Wednesday, October 22, 2008

Light fantastic

Here’s the toughest question to deal with in any relationship, whether it’s with your partner, your kids or your friends: How do you keep the love alive? If you’re not prepared to give constant care and attention, every relationship will drift. To me that doesn’t require dramatic gestures like tickets to Paris or diamonds, but the intimate thoughtfulness of everyday life. Empathy is central and so is reciprocity. Reciprocity is a fantastic emotional connector. It’s based on empathy but you don’t simply feel for someone else, you do something for them. What’s so wonderful about human beings is that when we are given something, it seems to spark some kind of deep response and we want to return the gesture. This is my idea of a true virtuous cycle.

The principle of reciprocity meets design in this inspired coin lamp. What a great idea. Feed in a coin and you get light. For some of you who are old enough to remember feeding coins into hungry gas metres in the UK, this might not strike such a welcome chord, but for anyone under forty I think this lamp will be a total charmer. It doesn’t simply remind you of the reality of the cost of resources with a touch of humor, it introduces a whole social dimension. After a meal at a friend’s home, who will be the one to show appreciation by putting a coin in the slot? At a birthday party without a gift? There you go. To me this coin lamp is True Blue through emotional design.


Anonymous said...

Hi Mr. Roberts,

What a great idea.
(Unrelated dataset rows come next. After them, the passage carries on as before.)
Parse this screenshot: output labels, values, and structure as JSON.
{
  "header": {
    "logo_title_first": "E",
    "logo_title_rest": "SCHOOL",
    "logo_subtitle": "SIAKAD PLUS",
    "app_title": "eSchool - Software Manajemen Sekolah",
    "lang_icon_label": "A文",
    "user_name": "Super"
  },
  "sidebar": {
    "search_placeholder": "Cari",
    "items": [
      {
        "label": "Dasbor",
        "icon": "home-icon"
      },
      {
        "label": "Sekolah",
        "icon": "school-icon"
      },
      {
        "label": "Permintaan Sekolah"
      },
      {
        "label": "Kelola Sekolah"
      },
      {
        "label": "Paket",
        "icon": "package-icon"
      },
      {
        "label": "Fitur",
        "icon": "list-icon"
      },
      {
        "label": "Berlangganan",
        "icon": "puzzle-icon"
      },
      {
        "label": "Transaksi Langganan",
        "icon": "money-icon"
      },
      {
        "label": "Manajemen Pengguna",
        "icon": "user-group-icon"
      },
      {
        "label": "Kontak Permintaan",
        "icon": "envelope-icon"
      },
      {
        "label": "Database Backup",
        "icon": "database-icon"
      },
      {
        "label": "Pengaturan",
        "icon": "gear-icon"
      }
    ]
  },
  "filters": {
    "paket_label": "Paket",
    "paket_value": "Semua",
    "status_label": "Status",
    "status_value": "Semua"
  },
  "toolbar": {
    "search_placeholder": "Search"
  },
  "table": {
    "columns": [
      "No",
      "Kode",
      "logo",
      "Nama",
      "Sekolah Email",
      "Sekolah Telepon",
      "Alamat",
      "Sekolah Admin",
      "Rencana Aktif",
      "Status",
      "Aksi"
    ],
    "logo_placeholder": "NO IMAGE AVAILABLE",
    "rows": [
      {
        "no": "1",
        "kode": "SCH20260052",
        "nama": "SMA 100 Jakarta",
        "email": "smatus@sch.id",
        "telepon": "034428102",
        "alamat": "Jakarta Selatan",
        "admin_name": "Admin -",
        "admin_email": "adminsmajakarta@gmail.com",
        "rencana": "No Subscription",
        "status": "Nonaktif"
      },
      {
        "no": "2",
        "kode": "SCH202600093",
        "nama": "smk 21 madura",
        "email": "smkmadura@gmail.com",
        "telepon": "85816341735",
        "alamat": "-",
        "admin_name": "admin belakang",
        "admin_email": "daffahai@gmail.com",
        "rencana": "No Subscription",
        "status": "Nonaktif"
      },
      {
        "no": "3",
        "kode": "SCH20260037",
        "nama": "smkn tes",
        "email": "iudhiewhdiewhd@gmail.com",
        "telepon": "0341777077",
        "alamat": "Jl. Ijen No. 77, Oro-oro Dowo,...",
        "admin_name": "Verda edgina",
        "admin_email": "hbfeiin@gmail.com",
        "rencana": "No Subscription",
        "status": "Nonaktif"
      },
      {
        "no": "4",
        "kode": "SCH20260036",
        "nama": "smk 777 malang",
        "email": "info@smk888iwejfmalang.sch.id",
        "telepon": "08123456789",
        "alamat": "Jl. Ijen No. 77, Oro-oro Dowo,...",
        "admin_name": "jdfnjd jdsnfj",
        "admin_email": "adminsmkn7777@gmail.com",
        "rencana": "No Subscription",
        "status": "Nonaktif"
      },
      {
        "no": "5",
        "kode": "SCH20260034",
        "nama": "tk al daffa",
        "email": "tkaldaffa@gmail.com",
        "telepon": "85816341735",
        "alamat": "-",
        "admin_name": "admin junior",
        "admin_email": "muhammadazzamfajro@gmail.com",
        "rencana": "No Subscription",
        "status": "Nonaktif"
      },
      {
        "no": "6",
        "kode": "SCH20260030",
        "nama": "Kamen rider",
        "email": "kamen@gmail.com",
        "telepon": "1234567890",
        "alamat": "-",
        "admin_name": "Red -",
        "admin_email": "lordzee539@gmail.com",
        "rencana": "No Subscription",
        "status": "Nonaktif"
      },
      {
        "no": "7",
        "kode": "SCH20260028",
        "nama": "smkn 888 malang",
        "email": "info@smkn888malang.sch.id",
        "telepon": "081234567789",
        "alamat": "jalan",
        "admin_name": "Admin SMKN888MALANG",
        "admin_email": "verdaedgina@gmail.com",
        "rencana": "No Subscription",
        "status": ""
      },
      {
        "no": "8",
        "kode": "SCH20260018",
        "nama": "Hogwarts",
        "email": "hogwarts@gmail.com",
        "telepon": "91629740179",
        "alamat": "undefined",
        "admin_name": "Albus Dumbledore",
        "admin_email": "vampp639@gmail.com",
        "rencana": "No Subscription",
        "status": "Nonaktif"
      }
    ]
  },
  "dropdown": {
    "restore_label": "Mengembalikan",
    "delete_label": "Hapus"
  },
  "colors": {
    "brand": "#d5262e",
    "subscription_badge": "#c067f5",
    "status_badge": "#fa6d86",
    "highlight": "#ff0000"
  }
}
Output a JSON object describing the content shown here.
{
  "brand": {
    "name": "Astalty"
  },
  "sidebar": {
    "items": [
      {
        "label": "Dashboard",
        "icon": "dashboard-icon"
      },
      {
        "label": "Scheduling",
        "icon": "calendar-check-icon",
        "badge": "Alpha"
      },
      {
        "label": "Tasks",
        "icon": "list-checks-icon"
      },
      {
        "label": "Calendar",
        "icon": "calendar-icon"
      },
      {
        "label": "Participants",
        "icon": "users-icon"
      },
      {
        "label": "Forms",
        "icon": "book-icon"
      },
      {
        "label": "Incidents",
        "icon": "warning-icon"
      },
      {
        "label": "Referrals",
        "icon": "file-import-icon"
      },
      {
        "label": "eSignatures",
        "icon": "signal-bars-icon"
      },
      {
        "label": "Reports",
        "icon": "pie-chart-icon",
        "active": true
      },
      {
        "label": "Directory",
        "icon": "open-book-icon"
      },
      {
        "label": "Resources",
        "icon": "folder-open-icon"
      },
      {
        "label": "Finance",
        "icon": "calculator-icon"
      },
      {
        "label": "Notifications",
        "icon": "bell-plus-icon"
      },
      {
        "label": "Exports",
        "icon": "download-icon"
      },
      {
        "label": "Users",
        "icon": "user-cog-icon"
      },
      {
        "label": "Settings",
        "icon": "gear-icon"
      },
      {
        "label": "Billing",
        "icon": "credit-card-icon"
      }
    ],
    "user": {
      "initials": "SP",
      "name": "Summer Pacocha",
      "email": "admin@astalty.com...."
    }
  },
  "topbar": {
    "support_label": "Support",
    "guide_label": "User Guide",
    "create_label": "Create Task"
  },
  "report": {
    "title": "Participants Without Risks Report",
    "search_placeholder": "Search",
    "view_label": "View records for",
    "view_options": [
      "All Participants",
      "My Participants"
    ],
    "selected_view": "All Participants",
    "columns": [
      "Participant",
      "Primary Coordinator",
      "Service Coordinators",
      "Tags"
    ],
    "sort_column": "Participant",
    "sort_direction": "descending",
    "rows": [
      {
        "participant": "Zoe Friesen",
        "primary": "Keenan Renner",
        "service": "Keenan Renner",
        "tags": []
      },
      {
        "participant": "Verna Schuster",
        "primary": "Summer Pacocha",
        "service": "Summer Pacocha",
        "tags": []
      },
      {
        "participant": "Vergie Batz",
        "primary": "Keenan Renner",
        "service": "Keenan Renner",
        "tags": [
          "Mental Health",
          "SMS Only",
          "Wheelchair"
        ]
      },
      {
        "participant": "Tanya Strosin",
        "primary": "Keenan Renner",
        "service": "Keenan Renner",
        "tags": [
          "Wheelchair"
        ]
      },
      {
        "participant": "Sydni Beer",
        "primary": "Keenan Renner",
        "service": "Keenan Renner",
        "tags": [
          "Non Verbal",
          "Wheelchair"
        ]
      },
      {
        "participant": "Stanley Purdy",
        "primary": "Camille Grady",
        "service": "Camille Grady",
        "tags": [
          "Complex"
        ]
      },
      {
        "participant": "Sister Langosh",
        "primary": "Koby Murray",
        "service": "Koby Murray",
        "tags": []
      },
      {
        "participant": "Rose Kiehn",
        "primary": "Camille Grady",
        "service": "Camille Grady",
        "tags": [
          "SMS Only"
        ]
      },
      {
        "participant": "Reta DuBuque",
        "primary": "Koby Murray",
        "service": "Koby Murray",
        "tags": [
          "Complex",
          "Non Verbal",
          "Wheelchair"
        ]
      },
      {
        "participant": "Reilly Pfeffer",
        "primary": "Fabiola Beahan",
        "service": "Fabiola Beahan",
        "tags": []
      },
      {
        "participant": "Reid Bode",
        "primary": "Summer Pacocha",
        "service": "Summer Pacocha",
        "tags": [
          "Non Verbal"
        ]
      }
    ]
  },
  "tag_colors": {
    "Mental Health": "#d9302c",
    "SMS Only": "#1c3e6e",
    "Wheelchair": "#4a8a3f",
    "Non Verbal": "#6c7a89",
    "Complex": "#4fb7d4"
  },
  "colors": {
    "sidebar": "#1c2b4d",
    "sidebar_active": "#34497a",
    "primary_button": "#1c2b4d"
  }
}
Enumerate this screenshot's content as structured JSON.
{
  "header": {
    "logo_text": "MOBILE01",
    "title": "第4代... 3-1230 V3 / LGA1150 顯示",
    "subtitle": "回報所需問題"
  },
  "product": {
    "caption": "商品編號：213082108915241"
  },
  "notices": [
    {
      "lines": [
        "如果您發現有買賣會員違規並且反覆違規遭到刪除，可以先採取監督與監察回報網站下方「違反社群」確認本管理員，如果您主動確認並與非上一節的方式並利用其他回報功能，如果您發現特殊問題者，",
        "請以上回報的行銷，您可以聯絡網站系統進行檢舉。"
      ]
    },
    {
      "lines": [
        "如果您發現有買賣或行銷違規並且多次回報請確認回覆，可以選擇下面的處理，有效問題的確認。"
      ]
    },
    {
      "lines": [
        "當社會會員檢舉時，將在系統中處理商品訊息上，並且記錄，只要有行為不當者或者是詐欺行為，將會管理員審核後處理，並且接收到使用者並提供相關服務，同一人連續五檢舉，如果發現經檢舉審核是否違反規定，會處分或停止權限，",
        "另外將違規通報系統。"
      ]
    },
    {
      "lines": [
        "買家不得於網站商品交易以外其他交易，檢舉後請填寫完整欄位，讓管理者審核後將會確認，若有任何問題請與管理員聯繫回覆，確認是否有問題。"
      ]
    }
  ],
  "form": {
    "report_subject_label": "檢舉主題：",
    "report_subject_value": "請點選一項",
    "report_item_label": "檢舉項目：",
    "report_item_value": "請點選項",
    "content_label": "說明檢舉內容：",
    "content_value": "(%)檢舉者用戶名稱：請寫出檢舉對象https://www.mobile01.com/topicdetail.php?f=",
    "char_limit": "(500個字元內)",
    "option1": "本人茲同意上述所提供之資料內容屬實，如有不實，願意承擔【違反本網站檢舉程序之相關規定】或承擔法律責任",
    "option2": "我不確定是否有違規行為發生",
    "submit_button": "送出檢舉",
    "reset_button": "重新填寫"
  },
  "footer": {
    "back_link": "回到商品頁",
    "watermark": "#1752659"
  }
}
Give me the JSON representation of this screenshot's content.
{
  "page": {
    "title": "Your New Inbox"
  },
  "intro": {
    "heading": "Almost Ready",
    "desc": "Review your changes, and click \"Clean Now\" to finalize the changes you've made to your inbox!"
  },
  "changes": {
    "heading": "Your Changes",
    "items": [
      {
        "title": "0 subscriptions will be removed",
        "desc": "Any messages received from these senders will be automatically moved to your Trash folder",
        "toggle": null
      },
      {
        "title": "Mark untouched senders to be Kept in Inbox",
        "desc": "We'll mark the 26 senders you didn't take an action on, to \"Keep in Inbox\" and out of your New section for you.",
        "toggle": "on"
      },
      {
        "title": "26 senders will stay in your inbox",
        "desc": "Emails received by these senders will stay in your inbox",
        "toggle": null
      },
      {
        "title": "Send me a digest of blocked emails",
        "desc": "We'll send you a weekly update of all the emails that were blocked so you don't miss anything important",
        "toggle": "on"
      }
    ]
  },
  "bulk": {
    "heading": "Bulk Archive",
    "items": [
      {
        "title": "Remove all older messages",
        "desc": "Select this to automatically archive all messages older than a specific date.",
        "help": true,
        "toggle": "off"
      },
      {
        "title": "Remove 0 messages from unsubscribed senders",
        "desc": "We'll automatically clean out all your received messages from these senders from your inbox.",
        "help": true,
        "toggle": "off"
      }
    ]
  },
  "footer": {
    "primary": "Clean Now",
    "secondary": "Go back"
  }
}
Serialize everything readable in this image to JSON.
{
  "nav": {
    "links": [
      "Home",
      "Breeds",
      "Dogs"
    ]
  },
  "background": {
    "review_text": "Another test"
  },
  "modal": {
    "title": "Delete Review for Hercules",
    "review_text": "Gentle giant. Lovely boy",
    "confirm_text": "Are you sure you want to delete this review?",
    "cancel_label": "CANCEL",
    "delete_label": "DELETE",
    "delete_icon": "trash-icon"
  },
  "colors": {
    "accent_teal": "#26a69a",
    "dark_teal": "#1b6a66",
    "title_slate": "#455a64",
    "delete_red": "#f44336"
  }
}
Of course, I remember the gas metres in my London house when I was a little girl in the late sixties-early seventies but and it's a part of my childhood memories together with Dr. Who, my brother and I burning our Guy Fawkes in our back garden, Lucozade when we were at home with flu and wouldn't drink anything else and everything that came with being a child in London in those years. I would just like to cite an idea a couple of friends of mine had that was wuite similar and consisted in having a piggy bank with "OUR NEXT HOLIDAY" handwritten on it and, instead of bringing presents on their birthdays or flowers or gifts whenever we were invited, we put something in there. A simple idea but homorous and with a precise objective: to know our hosts happy somewhere on holiday as much as they made their guests happy each time we over for dinner. Great!

Rita, Parma

Anonymous said...

Fantastic isn't it?

Piotr Jakubowski said...

In a world where practically everything is taken for granted, it's a great idea on showing the importance of care and nurturing in any kind of relationship - where it be human-human or our relationship with the inanimate things around us.